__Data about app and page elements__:

*****

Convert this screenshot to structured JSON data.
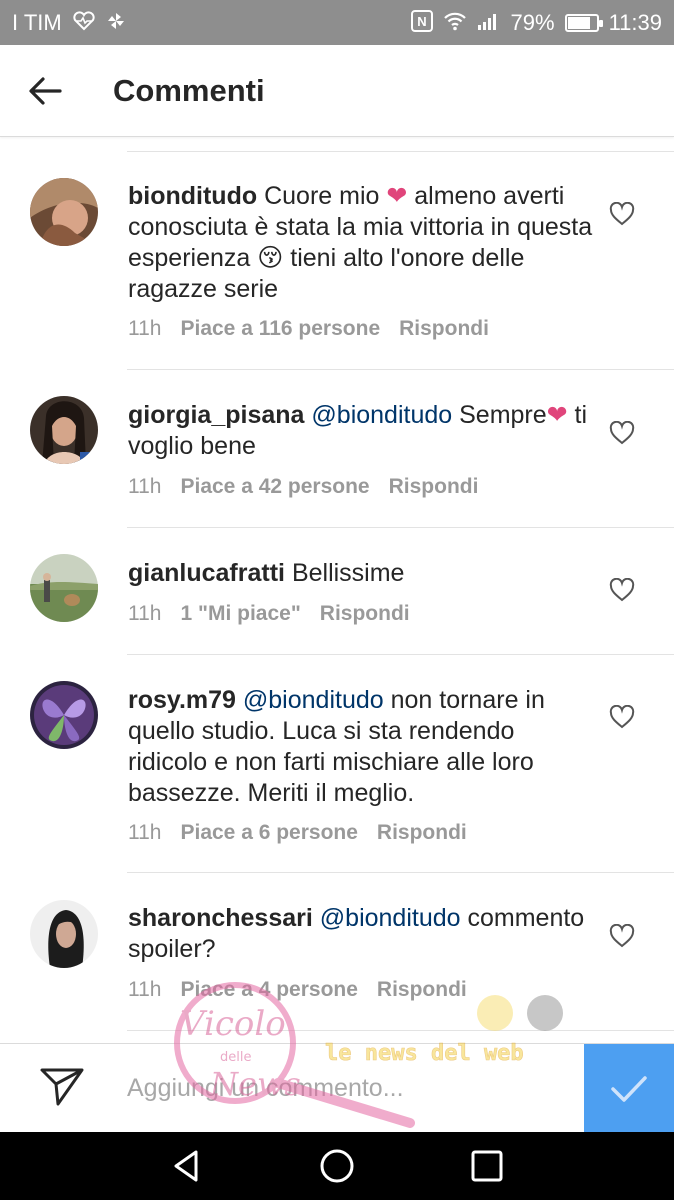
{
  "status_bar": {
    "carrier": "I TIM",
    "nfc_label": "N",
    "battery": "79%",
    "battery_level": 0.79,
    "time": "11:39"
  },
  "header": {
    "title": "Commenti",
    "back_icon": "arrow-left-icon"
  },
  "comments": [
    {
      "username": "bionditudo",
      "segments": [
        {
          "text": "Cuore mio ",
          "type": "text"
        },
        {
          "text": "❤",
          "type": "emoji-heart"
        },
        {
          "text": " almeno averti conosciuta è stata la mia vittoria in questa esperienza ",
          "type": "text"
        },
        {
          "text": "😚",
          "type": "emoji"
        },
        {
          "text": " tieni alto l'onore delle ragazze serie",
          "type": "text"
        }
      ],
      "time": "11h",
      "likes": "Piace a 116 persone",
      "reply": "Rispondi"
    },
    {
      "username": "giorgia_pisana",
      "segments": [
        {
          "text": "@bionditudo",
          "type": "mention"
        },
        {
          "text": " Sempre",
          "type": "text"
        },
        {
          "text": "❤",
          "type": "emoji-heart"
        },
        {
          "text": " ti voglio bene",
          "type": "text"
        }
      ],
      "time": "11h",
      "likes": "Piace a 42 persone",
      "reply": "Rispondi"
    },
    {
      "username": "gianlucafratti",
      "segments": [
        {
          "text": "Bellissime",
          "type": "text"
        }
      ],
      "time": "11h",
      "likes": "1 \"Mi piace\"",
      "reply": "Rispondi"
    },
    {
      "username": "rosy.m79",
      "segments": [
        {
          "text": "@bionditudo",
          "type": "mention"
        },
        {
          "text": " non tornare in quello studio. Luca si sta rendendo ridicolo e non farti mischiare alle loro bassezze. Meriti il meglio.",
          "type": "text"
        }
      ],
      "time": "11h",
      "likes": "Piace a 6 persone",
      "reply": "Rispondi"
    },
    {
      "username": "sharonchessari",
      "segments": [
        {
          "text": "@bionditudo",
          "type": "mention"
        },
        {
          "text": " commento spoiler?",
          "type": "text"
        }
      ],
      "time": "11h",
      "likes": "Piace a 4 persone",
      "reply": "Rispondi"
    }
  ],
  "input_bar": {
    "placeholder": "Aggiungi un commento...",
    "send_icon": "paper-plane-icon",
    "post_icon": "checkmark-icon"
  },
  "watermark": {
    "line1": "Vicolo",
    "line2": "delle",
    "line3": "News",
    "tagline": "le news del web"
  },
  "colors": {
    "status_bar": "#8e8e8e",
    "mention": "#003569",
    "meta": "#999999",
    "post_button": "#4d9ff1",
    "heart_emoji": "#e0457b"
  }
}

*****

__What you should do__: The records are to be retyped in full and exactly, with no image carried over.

__Task response__:
Convert this screenshot to structured JSON data.
{
  "status_bar": {
    "carrier": "I TIM",
    "nfc_label": "N",
    "battery": "79%",
    "battery_level": 0.79,
    "time": "11:39"
  },
  "header": {
    "title": "Commenti",
    "back_icon": "arrow-left-icon"
  },
  "comments": [
    {
      "username": "bionditudo",
      "segments": [
        {
          "text": "Cuore mio ",
          "type": "text"
        },
        {
          "text": "❤",
          "type": "emoji-heart"
        },
        {
          "text": " almeno averti conosciuta è stata la mia vittoria in questa esperienza ",
          "type": "text"
        },
        {
          "text": "😚",
          "type": "emoji"
        },
        {
          "text": " tieni alto l'onore delle ragazze serie",
          "type": "text"
        }
      ],
      "time": "11h",
      "likes": "Piace a 116 persone",
      "reply": "Rispondi"
    },
    {
      "username": "giorgia_pisana",
      "segments": [
        {
          "text": "@bionditudo",
          "type": "mention"
        },
        {
          "text": " Sempre",
          "type": "text"
        },
        {
          "text": "❤",
          "type": "emoji-heart"
        },
        {
          "text": " ti voglio bene",
          "type": "text"
        }
      ],
      "time": "11h",
      "likes": "Piace a 42 persone",
      "reply": "Rispondi"
    },
    {
      "username": "gianlucafratti",
      "segments": [
        {
          "text": "Bellissime",
          "type": "text"
        }
      ],
      "time": "11h",
      "likes": "1 \"Mi piace\"",
      "reply": "Rispondi"
    },
    {
      "username": "rosy.m79",
      "segments": [
        {
          "text": "@bionditudo",
          "type": "mention"
        },
        {
          "text": " non tornare in quello studio. Luca si sta rendendo ridicolo e non farti mischiare alle loro bassezze. Meriti il meglio.",
          "type": "text"
        }
      ],
      "time": "11h",
      "likes": "Piace a 6 persone",
      "reply": "Rispondi"
    },
    {
      "username": "sharonchessari",
      "segments": [
        {
          "text": "@bionditudo",
          "type": "mention"
        },
        {
          "text": " commento spoiler?",
          "type": "text"
        }
      ],
      "time": "11h",
      "likes": "Piace a 4 persone",
      "reply": "Rispondi"
    }
  ],
  "input_bar": {
    "placeholder": "Aggiungi un commento...",
    "send_icon": "paper-plane-icon",
    "post_icon": "checkmark-icon"
  },
  "watermark": {
    "line1": "Vicolo",
    "line2": "delle",
    "line3": "News",
    "tagline": "le news del web"
  },
  "colors": {
    "status_bar": "#8e8e8e",
    "mention": "#003569",
    "meta": "#999999",
    "post_button": "#4d9ff1",
    "heart_emoji": "#e0457b"
  }
}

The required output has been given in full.